Fenley said, “Keep in mind this land might be owned by individuals that want revenue from it. We are going to have to look at this carefully. There’s a lot of heartburn and a lot more going on than a box store coming in and wiping out the town which is probably feasible.”
Sup. Jeremy Brown said he doesn’t believe in government interfering with business too much.
“People support business with their dollar. That is what determines the outcome of a business is if people are supporting it with their money,” he said, adding businesses and consumers generally benefit when there is competition resulting in better product, more selection and better prices.
Kenneth Wiley and Heather Gossman spoke for the group spearheading the effort against Grocery Outlet and Dollar General stores moving into small communities.
“We don’t want to spend gobs of county money on it, but a lot of people have strong opinions on it. We got 501 signatures in two weeks, specifically against Dollar General, formula box stores and cookie cutter stores,” Wiley said.
“We want to exert some control over our community as others have done with cannabis opt outs,” said Adrien Keys of Hayfork.
“It’s a drastic item we’re asking for, but it did come to our door unexpectedly that another Dollar General is looking to set up shop in Hayfork, especially at this time when so many are just trying to stay open with COVID. Even our efforts to reach out to people have been stymied by COVID,” Gossman said.
She asked for time “to get it together so when we do present to you it is tight and nothing comes back to bite.”
She added the people who signed the petition are looking for the community’s interests to be heard and said, “I understand about competition, but Dollar General is not healthy competition. They are targeting us.”
In closing, Planning Director Kim Hunter asked for time to work with County Counsel on a path forward.
Chadwick said she is seeking assurance to the Hayfork community “that they are equally important as those that say they don’t want cannabis in their community.”
Fenley said he is willing to direct staff to work on it, but wants a cost and time limit like two hours.
Sup. Groves suggested it might be more expedient for the group to hire a private consultant and create their own proposal or a ballot measure, adding “if this group is serious, they should realize the county is not going to be their savior. A private consultant is a faster way for them to do because at best, this will be a slow, painful process for the county to do it.”
County Counsel Margaret Long said the only mechanism for something immediate is an urgency ordinance she isn’t sure would pass legal muster, or a vote of the people or a formal ordinance of the board. A vote would have to be countywide unless a special district is formed.
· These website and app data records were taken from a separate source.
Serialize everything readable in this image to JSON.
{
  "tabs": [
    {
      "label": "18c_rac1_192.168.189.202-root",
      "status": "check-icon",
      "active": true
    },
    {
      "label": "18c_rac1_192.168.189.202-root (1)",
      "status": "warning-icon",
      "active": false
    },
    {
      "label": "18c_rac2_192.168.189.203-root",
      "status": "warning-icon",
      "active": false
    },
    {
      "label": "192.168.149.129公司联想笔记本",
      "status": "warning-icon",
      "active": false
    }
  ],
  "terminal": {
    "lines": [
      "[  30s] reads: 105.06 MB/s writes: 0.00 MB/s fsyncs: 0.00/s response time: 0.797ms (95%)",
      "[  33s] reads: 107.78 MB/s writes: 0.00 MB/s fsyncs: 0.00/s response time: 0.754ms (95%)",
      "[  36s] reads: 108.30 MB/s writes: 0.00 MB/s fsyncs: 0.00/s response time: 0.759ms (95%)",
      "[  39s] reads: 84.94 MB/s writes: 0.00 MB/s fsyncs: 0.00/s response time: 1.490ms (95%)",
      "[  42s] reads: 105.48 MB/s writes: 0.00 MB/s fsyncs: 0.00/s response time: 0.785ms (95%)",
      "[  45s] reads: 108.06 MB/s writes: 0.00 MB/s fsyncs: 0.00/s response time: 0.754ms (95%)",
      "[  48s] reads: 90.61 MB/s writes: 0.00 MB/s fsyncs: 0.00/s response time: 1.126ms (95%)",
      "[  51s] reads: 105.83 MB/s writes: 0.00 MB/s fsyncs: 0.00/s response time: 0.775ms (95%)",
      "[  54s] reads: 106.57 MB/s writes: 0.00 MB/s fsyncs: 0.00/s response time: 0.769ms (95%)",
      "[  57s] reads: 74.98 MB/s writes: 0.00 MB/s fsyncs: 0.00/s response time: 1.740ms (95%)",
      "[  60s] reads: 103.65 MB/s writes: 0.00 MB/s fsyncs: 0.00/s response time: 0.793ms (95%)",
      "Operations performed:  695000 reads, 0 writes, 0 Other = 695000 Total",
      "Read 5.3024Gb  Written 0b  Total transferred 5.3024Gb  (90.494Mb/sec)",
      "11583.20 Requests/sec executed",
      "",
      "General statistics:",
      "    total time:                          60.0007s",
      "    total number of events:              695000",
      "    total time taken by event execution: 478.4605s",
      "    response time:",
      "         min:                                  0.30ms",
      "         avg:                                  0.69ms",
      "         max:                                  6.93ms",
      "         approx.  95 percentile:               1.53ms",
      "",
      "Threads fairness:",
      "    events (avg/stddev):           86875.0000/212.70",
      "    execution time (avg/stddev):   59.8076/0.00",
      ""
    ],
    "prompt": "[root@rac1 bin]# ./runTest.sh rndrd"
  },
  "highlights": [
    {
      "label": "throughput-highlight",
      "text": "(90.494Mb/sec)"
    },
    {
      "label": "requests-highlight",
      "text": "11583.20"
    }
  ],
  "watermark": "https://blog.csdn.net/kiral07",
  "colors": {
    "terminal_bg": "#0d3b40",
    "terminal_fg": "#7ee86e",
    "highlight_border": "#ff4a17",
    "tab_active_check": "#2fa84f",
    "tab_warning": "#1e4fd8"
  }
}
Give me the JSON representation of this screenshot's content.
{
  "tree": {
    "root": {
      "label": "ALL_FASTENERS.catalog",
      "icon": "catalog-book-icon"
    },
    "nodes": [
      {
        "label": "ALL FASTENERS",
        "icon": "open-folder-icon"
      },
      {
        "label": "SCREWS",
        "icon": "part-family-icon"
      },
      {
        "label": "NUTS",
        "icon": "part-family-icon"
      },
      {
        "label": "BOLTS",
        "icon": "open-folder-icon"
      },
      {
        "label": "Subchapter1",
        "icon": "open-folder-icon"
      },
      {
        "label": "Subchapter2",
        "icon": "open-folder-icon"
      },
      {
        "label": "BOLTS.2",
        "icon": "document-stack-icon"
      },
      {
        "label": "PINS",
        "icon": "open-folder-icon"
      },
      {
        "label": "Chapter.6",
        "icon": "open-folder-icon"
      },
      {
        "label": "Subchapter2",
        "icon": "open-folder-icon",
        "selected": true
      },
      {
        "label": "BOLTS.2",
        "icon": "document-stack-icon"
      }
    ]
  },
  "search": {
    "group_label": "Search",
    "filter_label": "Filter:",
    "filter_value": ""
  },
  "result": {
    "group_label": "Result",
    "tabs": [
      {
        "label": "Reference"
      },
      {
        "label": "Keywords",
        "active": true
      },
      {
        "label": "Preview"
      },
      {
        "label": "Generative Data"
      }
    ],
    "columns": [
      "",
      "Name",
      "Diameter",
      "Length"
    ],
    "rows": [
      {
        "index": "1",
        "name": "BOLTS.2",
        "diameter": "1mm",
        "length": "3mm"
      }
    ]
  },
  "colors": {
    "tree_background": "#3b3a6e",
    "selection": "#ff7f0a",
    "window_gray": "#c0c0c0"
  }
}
County Administrative Officer Richard Kuhns said the board’s Aug. 18 meeting is feasible for a report back with recommendations on timeframe, cost and level of staff involvement.